- **Exercise prompt**
In the data below, which lines hold "JSON"? Copy every one.

------------------------------------

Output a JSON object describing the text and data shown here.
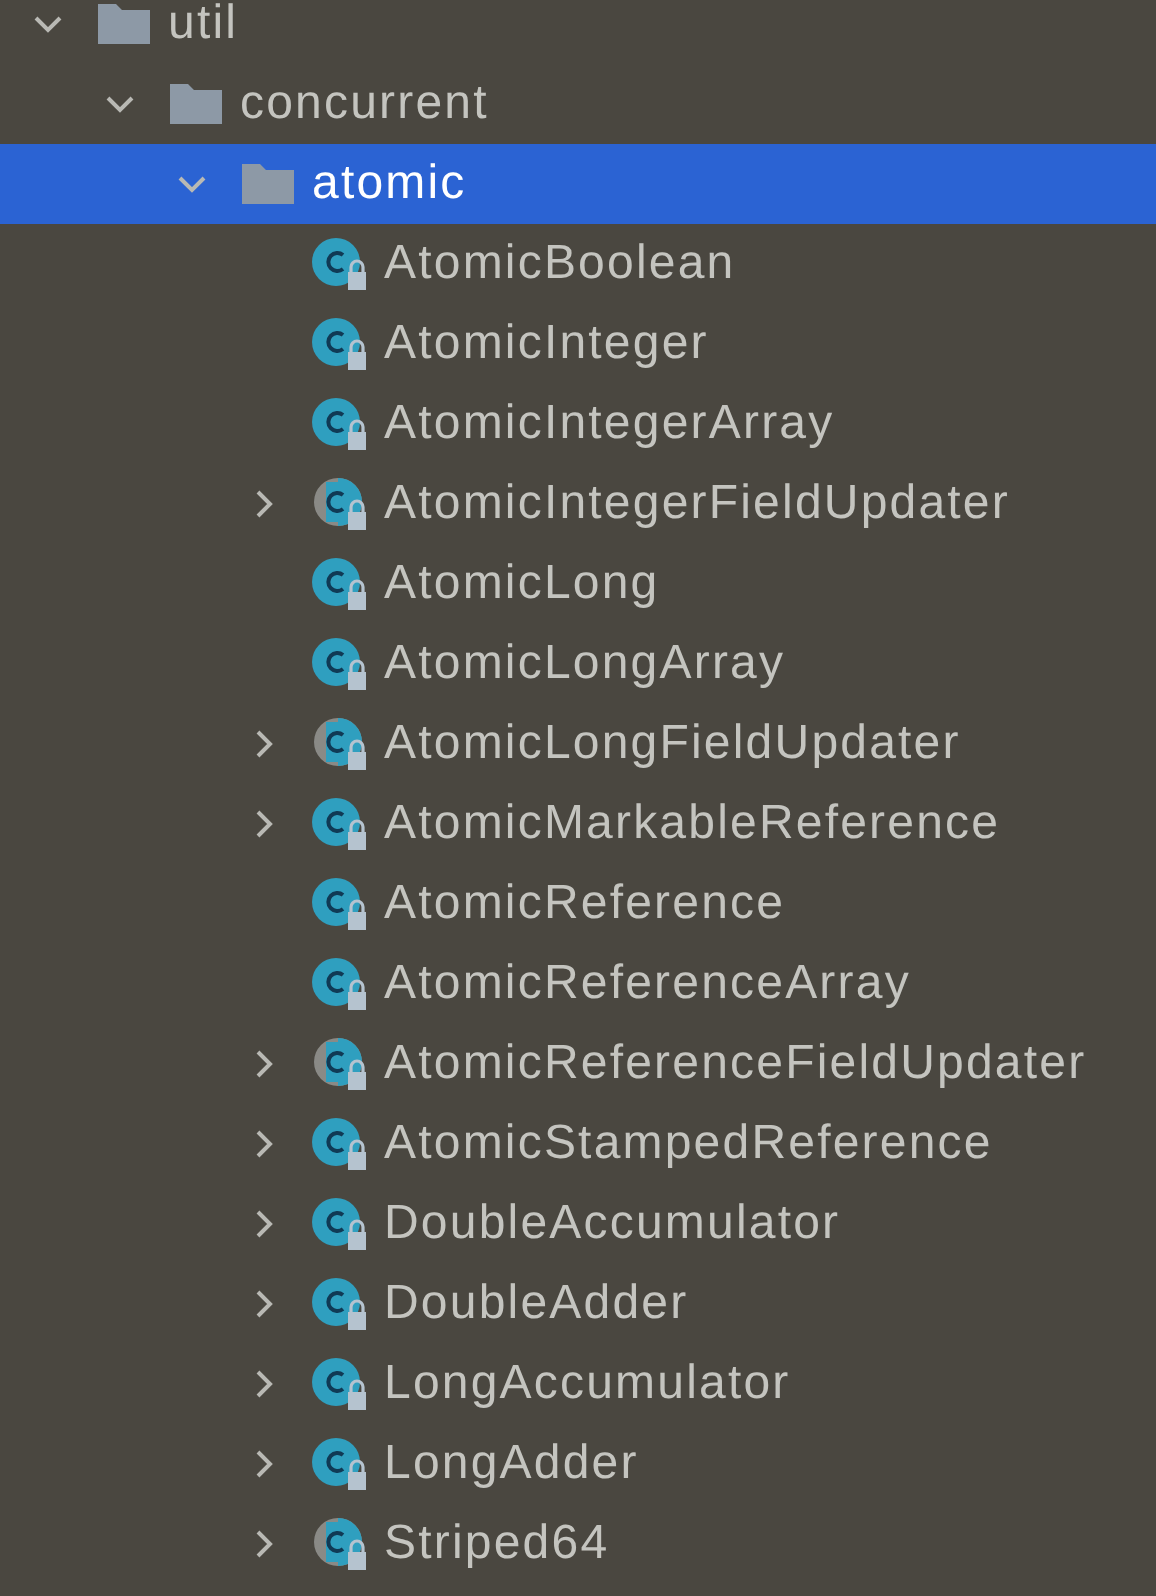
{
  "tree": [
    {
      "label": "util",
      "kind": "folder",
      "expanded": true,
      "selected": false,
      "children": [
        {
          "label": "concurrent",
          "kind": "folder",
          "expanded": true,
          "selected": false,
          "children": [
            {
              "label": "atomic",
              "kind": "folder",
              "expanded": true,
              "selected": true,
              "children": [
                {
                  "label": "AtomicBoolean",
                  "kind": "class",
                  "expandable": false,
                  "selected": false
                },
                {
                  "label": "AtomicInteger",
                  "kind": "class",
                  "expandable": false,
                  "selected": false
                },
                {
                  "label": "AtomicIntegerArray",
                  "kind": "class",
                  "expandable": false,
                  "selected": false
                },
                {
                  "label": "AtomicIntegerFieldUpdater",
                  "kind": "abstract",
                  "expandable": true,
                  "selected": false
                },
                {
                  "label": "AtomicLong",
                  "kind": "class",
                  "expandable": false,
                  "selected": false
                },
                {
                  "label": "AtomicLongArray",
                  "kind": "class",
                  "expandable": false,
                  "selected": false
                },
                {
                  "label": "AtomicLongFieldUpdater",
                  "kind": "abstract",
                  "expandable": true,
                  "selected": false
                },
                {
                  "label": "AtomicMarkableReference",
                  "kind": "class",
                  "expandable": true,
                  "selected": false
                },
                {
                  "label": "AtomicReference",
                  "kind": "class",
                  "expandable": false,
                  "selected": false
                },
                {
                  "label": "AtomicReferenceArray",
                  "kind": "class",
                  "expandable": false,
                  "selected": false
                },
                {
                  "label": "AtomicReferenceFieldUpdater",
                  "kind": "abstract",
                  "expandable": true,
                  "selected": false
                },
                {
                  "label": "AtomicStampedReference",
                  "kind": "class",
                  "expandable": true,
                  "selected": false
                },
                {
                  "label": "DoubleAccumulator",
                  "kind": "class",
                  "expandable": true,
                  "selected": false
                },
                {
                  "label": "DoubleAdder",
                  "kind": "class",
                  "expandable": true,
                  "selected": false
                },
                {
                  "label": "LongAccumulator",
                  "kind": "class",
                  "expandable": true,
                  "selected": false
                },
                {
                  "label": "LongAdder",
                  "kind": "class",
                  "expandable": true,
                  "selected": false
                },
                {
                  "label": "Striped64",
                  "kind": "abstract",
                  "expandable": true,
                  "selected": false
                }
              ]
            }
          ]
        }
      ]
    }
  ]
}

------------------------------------

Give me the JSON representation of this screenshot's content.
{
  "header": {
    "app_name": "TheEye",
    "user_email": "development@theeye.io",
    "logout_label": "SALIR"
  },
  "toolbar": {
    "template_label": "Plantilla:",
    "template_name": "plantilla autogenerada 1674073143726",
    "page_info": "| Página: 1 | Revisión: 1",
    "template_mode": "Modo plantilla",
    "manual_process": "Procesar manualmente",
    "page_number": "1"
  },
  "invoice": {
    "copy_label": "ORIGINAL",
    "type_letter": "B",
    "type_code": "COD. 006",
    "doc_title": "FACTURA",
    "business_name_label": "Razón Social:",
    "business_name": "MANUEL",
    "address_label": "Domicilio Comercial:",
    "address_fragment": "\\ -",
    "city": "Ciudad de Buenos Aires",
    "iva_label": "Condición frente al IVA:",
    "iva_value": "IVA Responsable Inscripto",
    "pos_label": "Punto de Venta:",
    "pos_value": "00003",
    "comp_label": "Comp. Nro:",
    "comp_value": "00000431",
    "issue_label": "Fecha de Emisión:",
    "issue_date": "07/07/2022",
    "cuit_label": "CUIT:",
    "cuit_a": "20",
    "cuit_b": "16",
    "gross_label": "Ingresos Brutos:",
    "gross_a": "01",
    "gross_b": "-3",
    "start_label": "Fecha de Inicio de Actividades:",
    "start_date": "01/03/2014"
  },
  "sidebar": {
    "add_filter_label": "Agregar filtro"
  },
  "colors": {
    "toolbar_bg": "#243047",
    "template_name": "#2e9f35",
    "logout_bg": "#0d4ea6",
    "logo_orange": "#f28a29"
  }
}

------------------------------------

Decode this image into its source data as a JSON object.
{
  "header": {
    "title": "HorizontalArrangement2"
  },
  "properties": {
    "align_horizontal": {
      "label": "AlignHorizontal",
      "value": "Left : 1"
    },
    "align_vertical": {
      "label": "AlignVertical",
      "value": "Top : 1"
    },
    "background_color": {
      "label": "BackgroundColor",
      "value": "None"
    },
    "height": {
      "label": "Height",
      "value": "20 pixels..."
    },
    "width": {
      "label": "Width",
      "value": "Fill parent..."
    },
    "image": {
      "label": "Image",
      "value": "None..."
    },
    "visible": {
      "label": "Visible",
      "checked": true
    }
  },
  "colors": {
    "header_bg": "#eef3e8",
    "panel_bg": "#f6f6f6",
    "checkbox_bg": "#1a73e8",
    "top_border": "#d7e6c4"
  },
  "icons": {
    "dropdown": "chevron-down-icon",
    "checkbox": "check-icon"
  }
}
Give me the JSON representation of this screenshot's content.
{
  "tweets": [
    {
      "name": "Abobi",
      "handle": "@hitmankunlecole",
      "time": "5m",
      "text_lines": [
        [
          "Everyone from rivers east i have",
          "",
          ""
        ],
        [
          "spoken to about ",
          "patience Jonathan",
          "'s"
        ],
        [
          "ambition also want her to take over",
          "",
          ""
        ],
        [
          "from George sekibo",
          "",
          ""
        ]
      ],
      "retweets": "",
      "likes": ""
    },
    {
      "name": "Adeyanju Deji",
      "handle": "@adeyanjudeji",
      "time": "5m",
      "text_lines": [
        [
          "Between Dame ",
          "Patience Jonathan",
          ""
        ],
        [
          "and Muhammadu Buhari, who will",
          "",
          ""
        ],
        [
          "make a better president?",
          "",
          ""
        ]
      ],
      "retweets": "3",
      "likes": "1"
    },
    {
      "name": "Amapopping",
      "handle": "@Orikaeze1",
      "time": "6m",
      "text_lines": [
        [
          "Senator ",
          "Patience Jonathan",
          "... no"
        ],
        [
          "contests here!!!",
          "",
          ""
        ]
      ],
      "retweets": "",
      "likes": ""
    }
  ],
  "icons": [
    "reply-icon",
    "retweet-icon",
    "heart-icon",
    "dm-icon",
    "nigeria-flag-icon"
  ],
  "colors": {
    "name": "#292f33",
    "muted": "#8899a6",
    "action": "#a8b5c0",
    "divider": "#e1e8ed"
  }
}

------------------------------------

- **Final answer**
Output a JSON object describing the text and data shown here.
Give me the JSON representation of this screenshot's content.
Decode this image into its source data as a JSON object.
Give me the JSON representation of this screenshot's content.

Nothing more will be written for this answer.